Fox, 2001-2010; 2014
UK tx: BBC2; Sky 1
Recently, while working on a pitch for a series idea that relied on plenty of exciting, tense action, I went back to series one of 24, intending to watch the opening sequence.
I wanted to check out how it started, how the Bauer family was introduced, to remind myself of the building blocks. I thought I’d watch the pilot, maybe the first two episodes. I’d seen every series, knew what happened, so anticipated that would be that.
Eight hours later, I was tight-jawed, on hour nine, all other work abandoned, as I listened to the credit sequence’s characteristic beeps. Slow at first, then faster, then blurring into a single flat line pitch and the digital numbers clattered and whirred bright and fizzed back to black and … oh God, I was right back there with federal agent Jack Bauer, living the longest day of his life in real time, the CTU phones singing their boop-boop-beep-booooop…
Real-time. That was the kicker. Ad breaks aside, from a craft perspective, looking back now, the audacity of it is still quite something. A thriller that genuinely thrills for a full 24 hours? A whole night and day of white knuckling it on your sofa? How could you not watch that, even if just to see if they could do it?
And - couldn’t they just. Almost 20 years after it premiered, it stands head and shoulders above not just any other action show I can think of, but most other shows of any genre, for sheer enjoyability.
The audacity of it is still quite something. A thriller that genuinely thrills for a full 24 hours? How could you not watch that, even if just to see if they could do it?
Kiefer Sutherland’s gravelly voiceover. His devotion to the women in his life, despite their near constant tendency to get kidnapped by terrorists/be taken hostage/be a mole/nearly die causing him to risk his life saving them (many times over)/actually die breaking his heart.
The endless twists, reversals, conspiracies, surprises, explosions, sudden deaths that left you gasping, shaking with adrenalin. My sister once phoned me having an actual panic attack having watched a few too many episodes in a row.

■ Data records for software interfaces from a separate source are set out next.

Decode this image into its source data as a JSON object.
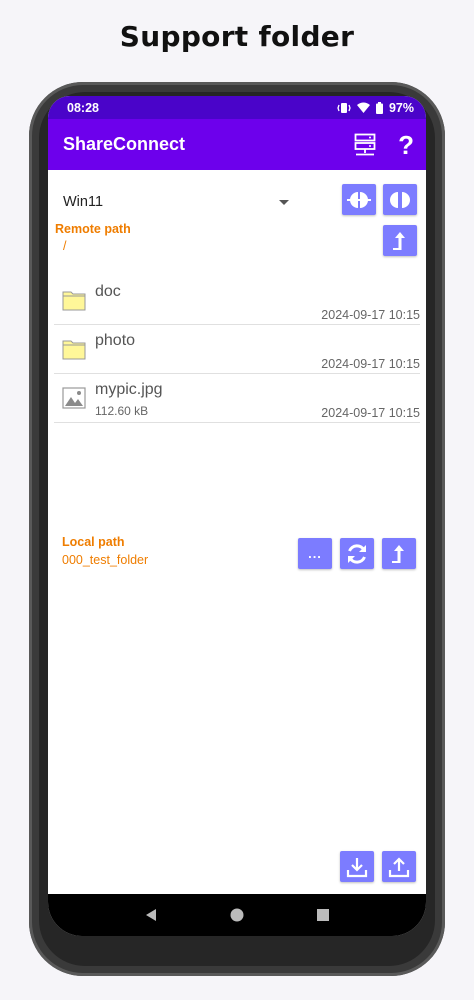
{
  "headline": "Support folder",
  "status": {
    "time": "08:28",
    "battery": "97%",
    "icons": [
      "vibrate-icon",
      "wifi-icon",
      "battery-icon"
    ]
  },
  "appbar": {
    "title": "ShareConnect",
    "help_glyph": "?",
    "server_icon": "server-icon"
  },
  "remote": {
    "server": "Win11",
    "path_label": "Remote path",
    "path_value": "/"
  },
  "files": [
    {
      "name": "doc",
      "size": "",
      "date": "2024-09-17 10:15",
      "type": "folder"
    },
    {
      "name": "photo",
      "size": "",
      "date": "2024-09-17 10:15",
      "type": "folder"
    },
    {
      "name": "mypic.jpg",
      "size": "112.60 kB",
      "date": "2024-09-17 10:15",
      "type": "image"
    }
  ],
  "local": {
    "path_label": "Local path",
    "path_value": "000_test_folder",
    "browse_label": "..."
  },
  "colors": {
    "accent": "#6d00ec",
    "statusbar": "#4a04c9",
    "button": "#7c7cff",
    "path": "#ef7d00"
  }
}
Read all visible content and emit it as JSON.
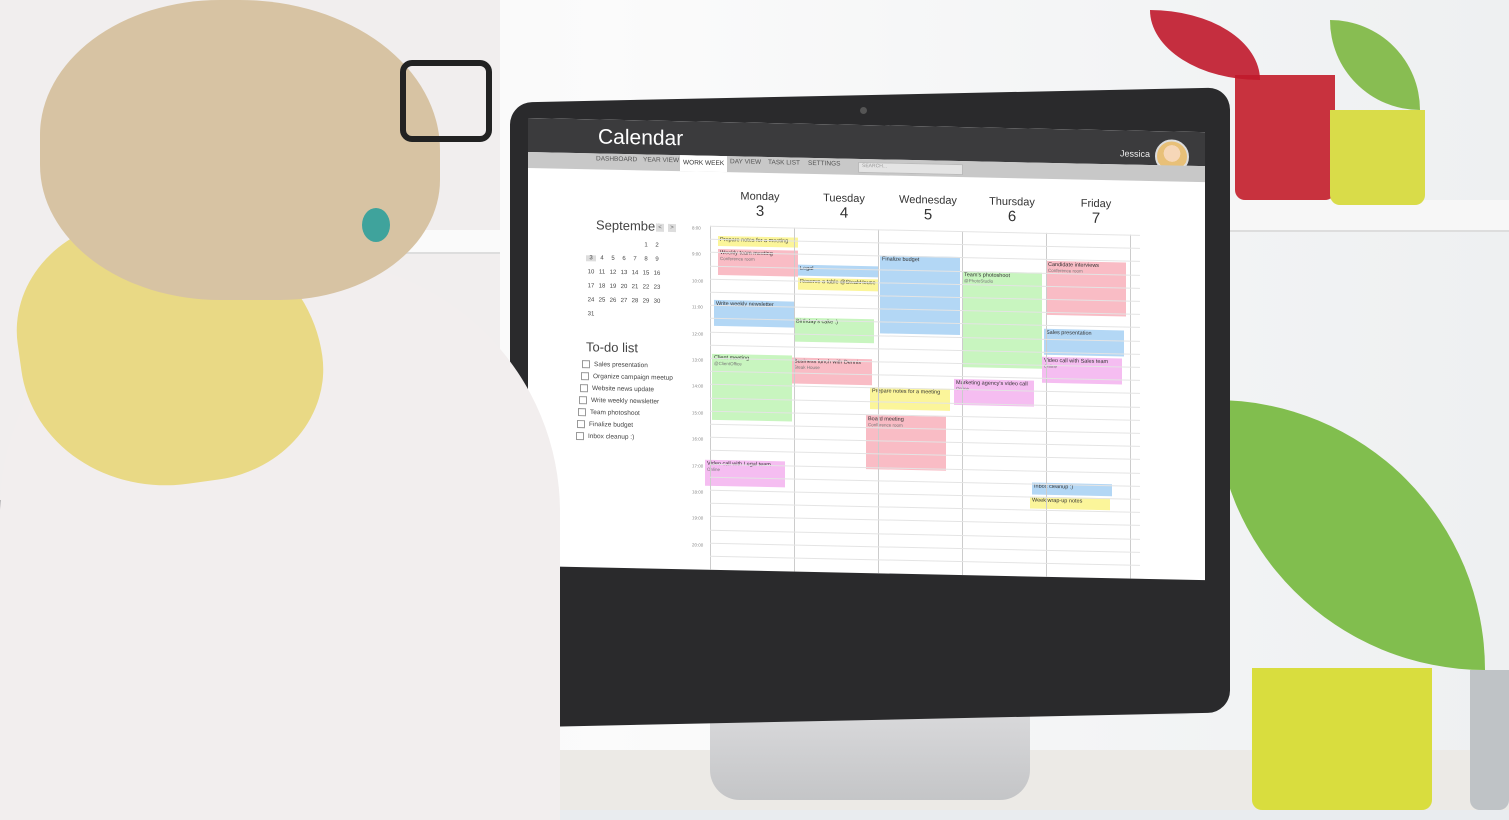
{
  "app": {
    "title": "Calendar",
    "user_name": "Jessica"
  },
  "nav": {
    "items": [
      "DASHBOARD",
      "YEAR VIEW",
      "WORK WEEK",
      "DAY VIEW",
      "TASK LIST",
      "SETTINGS"
    ],
    "active": "WORK WEEK",
    "search_placeholder": "SEARCH..."
  },
  "mini_calendar": {
    "month": "September",
    "prev": "<",
    "next": ">",
    "selected_day": "3",
    "weeks": [
      [
        "",
        "",
        "",
        "",
        "",
        "1",
        "2"
      ],
      [
        "3",
        "4",
        "5",
        "6",
        "7",
        "8",
        "9"
      ],
      [
        "10",
        "11",
        "12",
        "13",
        "14",
        "15",
        "16"
      ],
      [
        "17",
        "18",
        "19",
        "20",
        "21",
        "22",
        "23"
      ],
      [
        "24",
        "25",
        "26",
        "27",
        "28",
        "29",
        "30"
      ],
      [
        "31",
        "",
        "",
        "",
        "",
        "",
        ""
      ]
    ]
  },
  "todo": {
    "title": "To-do list",
    "items": [
      "Sales presentation",
      "Organize campaign meetup",
      "Website news update",
      "Write weekly newsletter",
      "Team photoshoot",
      "Finalize budget",
      "Inbox cleanup :)"
    ]
  },
  "days": [
    {
      "name": "Monday",
      "num": "3"
    },
    {
      "name": "Tuesday",
      "num": "4"
    },
    {
      "name": "Wednesday",
      "num": "5"
    },
    {
      "name": "Thursday",
      "num": "6"
    },
    {
      "name": "Friday",
      "num": "7"
    }
  ],
  "times": [
    "8:00",
    "9:00",
    "10:00",
    "11:00",
    "12:00",
    "13:00",
    "14:00",
    "15:00",
    "16:00",
    "17:00",
    "18:00",
    "19:00",
    "20:00"
  ],
  "events": {
    "mon_1": {
      "title": "Prepare notes for a meeting",
      "color": "#fbf59a"
    },
    "mon_2": {
      "title": "Weekly team meeting",
      "sub": "Conference room",
      "color": "#f9bcc5"
    },
    "mon_3": {
      "title": "Write weekly newsletter",
      "color": "#b3d7f5"
    },
    "mon_4": {
      "title": "Client meeting",
      "sub": "@ClientOffice",
      "color": "#c8f5bf"
    },
    "mon_5": {
      "title": "Video call with Legal team",
      "sub": "Online",
      "color": "#f5bdf1"
    },
    "tue_1": {
      "title": "Legal",
      "color": "#b3d7f5"
    },
    "tue_2": {
      "title": "Reserve a table @SteakHouse",
      "color": "#fbf59a"
    },
    "tue_3": {
      "title": "Birthday's cake :)",
      "color": "#c8f5bf"
    },
    "tue_4": {
      "title": "Business lunch with Dennis",
      "sub": "Steak House",
      "color": "#f9bcc5"
    },
    "wed_1": {
      "title": "Finalize budget",
      "color": "#b3d7f5"
    },
    "wed_2": {
      "title": "Prepare notes for a meeting",
      "color": "#fbf59a"
    },
    "wed_3": {
      "title": "Board meeting",
      "sub": "Conference room",
      "color": "#f9bcc5"
    },
    "thu_1": {
      "title": "Team's photoshoot",
      "sub": "@PhotoStudio",
      "color": "#c8f5bf"
    },
    "thu_2": {
      "title": "Marketing agency's video call",
      "sub": "Online",
      "color": "#f5bdf1"
    },
    "fri_1": {
      "title": "Candidate interviews",
      "sub": "Conference room",
      "color": "#f9bcc5"
    },
    "fri_2": {
      "title": "Sales presentation",
      "color": "#b3d7f5"
    },
    "fri_3": {
      "title": "Video call with Sales team",
      "sub": "Online",
      "color": "#f5bdf1"
    },
    "fri_4": {
      "title": "Inbox cleanup :)",
      "color": "#b3d7f5"
    },
    "fri_5": {
      "title": "Week wrap-up notes",
      "color": "#fbf59a"
    }
  }
}
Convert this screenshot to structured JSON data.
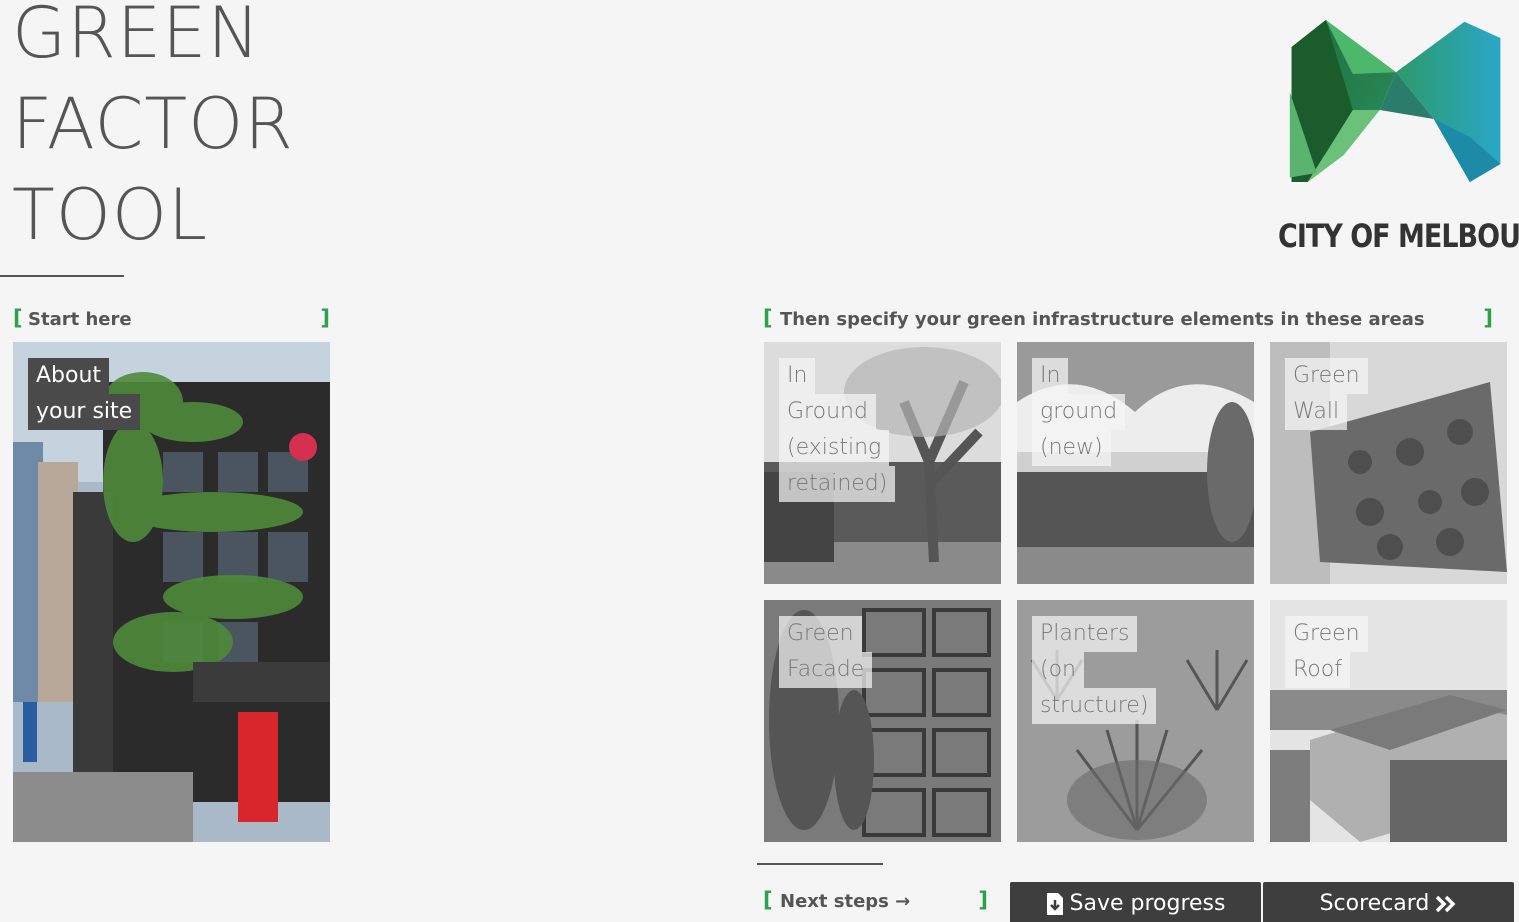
{
  "title": {
    "line1": "GREEN",
    "line2": "FACTOR",
    "line3": "TOOL"
  },
  "logo": {
    "text": "CITY OF MELBOURNE"
  },
  "start_section": {
    "label": "Start here",
    "bracket_open": "[",
    "bracket_close": "]"
  },
  "about_tile": {
    "line1": "About",
    "line2": "your site"
  },
  "areas_section": {
    "label": "Then specify your green infrastructure elements in these areas",
    "bracket_open": "[",
    "bracket_close": "]"
  },
  "areas": [
    {
      "lines": [
        "In",
        "Ground",
        "(existing",
        "retained)"
      ],
      "icon": "tree-photo"
    },
    {
      "lines": [
        "In",
        "ground",
        "(new)"
      ],
      "icon": "building-photo"
    },
    {
      "lines": [
        "Green",
        "Wall"
      ],
      "icon": "green-wall-photo"
    },
    {
      "lines": [
        "Green",
        "Facade"
      ],
      "icon": "facade-photo"
    },
    {
      "lines": [
        "Planters",
        "(on",
        "structure)"
      ],
      "icon": "planters-photo"
    },
    {
      "lines": [
        "Green",
        "Roof"
      ],
      "icon": "roof-photo"
    }
  ],
  "next_section": {
    "label": "Next steps →",
    "bracket_open": "[",
    "bracket_close": "]"
  },
  "buttons": {
    "save": "Save progress",
    "scorecard": "Scorecard"
  },
  "colors": {
    "accent_green": "#2ca24f",
    "text_gray": "#555555",
    "button_bg": "#3e3e3e",
    "background": "#f5f5f5"
  }
}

Because 24 was the OG binge watch. The forerunner of all pizza-fuelled TV marathons. The crack cocaine of the series watch. ‘One more’, we said to each other, as we checked our watches and calculated how many hours of sleep we could miss and still function the next day. ‘Just one more’. It never was.
Stories are fundamental to us as humans. They allow us to process and shape experiences, work through fears, pass on lessons. But if stories are to do any of that, they must have an audience. And that audience wants to feel.
As a consumer, that’s what I want. Whether it’s a novel, a play, the lyrics of a song or a big box-set, I want the story I’m being told to make me feel. I’ll forgive it many flaws if it does that one thing well.
As Jack Bauer endured the worst day of his life (again), we experienced every emotion under the sun right alongside him.
The explosions and car chases and guns were all fairy dust, rainbow sprinkles on the cake. The substance of it was big feelings. Big emotions. Big heart. And that addictive, beeping, ticking clock.
Jessica Ruston is a novelist and screenwriter whose credits include Starz’ Harlots and BBC1’s Casualty